"""

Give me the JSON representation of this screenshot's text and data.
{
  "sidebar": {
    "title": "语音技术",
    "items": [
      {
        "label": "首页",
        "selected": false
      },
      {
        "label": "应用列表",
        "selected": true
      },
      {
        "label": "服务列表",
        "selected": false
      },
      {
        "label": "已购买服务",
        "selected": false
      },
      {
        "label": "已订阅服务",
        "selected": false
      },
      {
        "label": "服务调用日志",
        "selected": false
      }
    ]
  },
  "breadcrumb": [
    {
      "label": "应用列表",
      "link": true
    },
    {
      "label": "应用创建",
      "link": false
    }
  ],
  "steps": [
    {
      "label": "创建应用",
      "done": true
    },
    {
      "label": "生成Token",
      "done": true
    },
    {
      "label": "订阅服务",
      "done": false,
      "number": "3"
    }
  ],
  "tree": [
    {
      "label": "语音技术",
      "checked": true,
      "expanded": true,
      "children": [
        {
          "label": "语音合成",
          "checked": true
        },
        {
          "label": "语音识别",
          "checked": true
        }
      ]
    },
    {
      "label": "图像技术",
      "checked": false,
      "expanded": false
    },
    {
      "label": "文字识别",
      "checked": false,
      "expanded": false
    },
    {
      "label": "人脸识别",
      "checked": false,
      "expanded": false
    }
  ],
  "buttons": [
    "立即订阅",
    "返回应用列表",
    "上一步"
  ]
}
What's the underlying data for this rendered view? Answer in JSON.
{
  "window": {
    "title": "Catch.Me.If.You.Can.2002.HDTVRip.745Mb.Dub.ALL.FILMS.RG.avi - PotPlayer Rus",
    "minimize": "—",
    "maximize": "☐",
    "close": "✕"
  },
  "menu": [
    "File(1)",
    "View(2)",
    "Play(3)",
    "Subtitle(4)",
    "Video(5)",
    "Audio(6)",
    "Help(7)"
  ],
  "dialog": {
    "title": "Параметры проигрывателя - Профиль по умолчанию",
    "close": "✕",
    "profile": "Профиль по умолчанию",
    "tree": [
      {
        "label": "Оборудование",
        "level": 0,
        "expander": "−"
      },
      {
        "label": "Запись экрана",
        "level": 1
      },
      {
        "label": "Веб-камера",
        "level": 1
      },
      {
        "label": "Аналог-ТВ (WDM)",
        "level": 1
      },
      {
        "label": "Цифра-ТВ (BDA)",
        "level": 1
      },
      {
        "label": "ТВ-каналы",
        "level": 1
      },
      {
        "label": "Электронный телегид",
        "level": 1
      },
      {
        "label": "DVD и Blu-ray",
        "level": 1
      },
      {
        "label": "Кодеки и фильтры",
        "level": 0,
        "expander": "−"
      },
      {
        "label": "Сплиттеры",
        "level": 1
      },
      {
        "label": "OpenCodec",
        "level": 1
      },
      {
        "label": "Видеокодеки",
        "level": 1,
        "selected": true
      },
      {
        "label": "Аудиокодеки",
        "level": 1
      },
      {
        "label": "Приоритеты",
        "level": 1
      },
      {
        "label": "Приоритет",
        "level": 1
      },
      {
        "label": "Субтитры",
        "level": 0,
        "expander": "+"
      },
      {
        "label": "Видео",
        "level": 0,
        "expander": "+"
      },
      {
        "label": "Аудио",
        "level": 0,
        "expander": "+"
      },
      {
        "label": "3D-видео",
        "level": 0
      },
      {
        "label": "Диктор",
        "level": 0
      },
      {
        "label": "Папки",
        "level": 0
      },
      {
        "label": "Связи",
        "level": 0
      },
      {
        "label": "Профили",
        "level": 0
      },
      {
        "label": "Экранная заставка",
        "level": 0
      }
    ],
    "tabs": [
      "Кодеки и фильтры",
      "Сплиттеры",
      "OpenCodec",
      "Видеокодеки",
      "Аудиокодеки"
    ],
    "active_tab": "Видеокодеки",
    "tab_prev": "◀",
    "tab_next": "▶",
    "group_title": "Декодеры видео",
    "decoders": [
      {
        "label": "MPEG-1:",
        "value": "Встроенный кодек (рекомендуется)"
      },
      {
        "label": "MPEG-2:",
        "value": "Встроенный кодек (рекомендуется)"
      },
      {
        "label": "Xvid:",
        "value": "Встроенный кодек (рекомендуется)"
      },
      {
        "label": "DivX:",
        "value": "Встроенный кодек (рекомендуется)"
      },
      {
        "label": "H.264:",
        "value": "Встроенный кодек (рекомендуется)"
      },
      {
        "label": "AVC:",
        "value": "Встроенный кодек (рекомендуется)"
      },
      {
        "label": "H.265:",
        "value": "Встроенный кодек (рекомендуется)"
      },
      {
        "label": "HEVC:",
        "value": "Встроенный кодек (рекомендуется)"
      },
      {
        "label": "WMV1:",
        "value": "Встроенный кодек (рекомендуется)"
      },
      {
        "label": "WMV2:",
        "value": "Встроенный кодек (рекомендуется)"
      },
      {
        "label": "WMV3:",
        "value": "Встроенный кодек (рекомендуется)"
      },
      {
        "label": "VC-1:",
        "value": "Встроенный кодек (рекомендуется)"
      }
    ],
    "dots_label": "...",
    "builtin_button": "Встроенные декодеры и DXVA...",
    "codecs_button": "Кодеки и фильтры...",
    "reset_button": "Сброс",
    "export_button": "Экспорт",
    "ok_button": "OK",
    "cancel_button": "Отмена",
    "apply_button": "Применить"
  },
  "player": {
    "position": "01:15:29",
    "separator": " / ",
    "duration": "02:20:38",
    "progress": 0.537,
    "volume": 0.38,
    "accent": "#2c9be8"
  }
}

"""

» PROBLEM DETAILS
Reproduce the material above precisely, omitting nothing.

» COMPLETED TASK
Give me the JSON representation of this screenshot's text and data.
{
  "sidebar": {
    "title": "语音技术",
    "items": [
      {
        "label": "首页",
        "selected": false
      },
      {
        "label": "应用列表",
        "selected": true
      },
      {
        "label": "服务列表",
        "selected": false
      },
      {
        "label": "已购买服务",
        "selected": false
      },
      {
        "label": "已订阅服务",
        "selected": false
      },
      {
        "label": "服务调用日志",
        "selected": false
      }
    ]
  },
  "breadcrumb": [
    {
      "label": "应用列表",
      "link": true
    },
    {
      "label": "应用创建",
      "link": false
    }
  ],
  "steps": [
    {
      "label": "创建应用",
      "done": true
    },
    {
      "label": "生成Token",
      "done": true
    },
    {
      "label": "订阅服务",
      "done": false,
      "number": "3"
    }
  ],
  "tree": [
    {
      "label": "语音技术",
      "checked": true,
      "expanded": true,
      "children": [
        {
          "label": "语音合成",
          "checked": true
        },
        {
          "label": "语音识别",
          "checked": true
        }
      ]
    },
    {
      "label": "图像技术",
      "checked": false,
      "expanded": false
    },
    {
      "label": "文字识别",
      "checked": false,
      "expanded": false
    },
    {
      "label": "人脸识别",
      "checked": false,
      "expanded": false
    }
  ],
  "buttons": [
    "立即订阅",
    "返回应用列表",
    "上一步"
  ]
}
What's the underlying data for this rendered view? Answer in JSON.
{
  "window": {
    "title": "Catch.Me.If.You.Can.2002.HDTVRip.745Mb.Dub.ALL.FILMS.RG.avi - PotPlayer Rus",
    "minimize": "—",
    "maximize": "☐",
    "close": "✕"
  },
  "menu": [
    "File(1)",
    "View(2)",
    "Play(3)",
    "Subtitle(4)",
    "Video(5)",
    "Audio(6)",
    "Help(7)"
  ],
  "dialog": {
    "title": "Параметры проигрывателя - Профиль по умолчанию",
    "close": "✕",
    "profile": "Профиль по умолчанию",
    "tree": [
      {
        "label": "Оборудование",
        "level": 0,
        "expander": "−"
      },
      {
        "label": "Запись экрана",
        "level": 1
      },
      {
        "label": "Веб-камера",
        "level": 1
      },
      {
        "label": "Аналог-ТВ (WDM)",
        "level": 1
      },
      {
        "label": "Цифра-ТВ (BDA)",
        "level": 1
      },
      {
        "label": "ТВ-каналы",
        "level": 1
      },
      {
        "label": "Электронный телегид",
        "level": 1
      },
      {
        "label": "DVD и Blu-ray",
        "level": 1
      },
      {
        "label": "Кодеки и фильтры",
        "level": 0,
        "expander": "−"
      },
      {
        "label": "Сплиттеры",
        "level": 1
      },
      {
        "label": "OpenCodec",
        "level": 1
      },
      {
        "label": "Видеокодеки",
        "level": 1,
        "selected": true
      },
      {
        "label": "Аудиокодеки",
        "level": 1
      },
      {
        "label": "Приоритеты",
        "level": 1
      },
      {
        "label": "Приоритет",
        "level": 1
      },
      {
        "label": "Субтитры",
        "level": 0,
        "expander": "+"
      },
      {
        "label": "Видео",
        "level": 0,
        "expander": "+"
      },
      {
        "label": "Аудио",
        "level": 0,
        "expander": "+"
      },
      {
        "label": "3D-видео",
        "level": 0
      },
      {
        "label": "Диктор",
        "level": 0
      },
      {
        "label": "Папки",
        "level": 0
      },
      {
        "label": "Связи",
        "level": 0
      },
      {
        "label": "Профили",
        "level": 0
      },
      {
        "label": "Экранная заставка",
        "level": 0
      }
    ],
    "tabs": [
      "Кодеки и фильтры",
      "Сплиттеры",
      "OpenCodec",
      "Видеокодеки",
      "Аудиокодеки"
    ],
    "active_tab": "Видеокодеки",
    "tab_prev": "◀",
    "tab_next": "▶",
    "group_title": "Декодеры видео",
    "decoders": [
      {
        "label": "MPEG-1:",
        "value": "Встроенный кодек (рекомендуется)"
      },
      {
        "label": "MPEG-2:",
        "value": "Встроенный кодек (рекомендуется)"
      },
      {
        "label": "Xvid:",
        "value": "Встроенный кодек (рекомендуется)"
      },
      {
        "label": "DivX:",
        "value": "Встроенный кодек (рекомендуется)"
      },
      {
        "label": "H.264:",
        "value": "Встроенный кодек (рекомендуется)"
      },
      {
        "label": "AVC:",
        "value": "Встроенный кодек (рекомендуется)"
      },
      {
        "label": "H.265:",
        "value": "Встроенный кодек (рекомендуется)"
      },
      {
        "label": "HEVC:",
        "value": "Встроенный кодек (рекомендуется)"
      },
      {
        "label": "WMV1:",
        "value": "Встроенный кодек (рекомендуется)"
      },
      {
        "label": "WMV2:",
        "value": "Встроенный кодек (рекомендуется)"
      },
      {
        "label": "WMV3:",
        "value": "Встроенный кодек (рекомендуется)"
      },
      {
        "label": "VC-1:",
        "value": "Встроенный кодек (рекомендуется)"
      }
    ],
    "dots_label": "...",
    "builtin_button": "Встроенные декодеры и DXVA...",
    "codecs_button": "Кодеки и фильтры...",
    "reset_button": "Сброс",
    "export_button": "Экспорт",
    "ok_button": "OK",
    "cancel_button": "Отмена",
    "apply_button": "Применить"
  },
  "player": {
    "position": "01:15:29",
    "separator": " / ",
    "duration": "02:20:38",
    "progress": 0.537,
    "volume": 0.38,
    "accent": "#2c9be8"
  }
}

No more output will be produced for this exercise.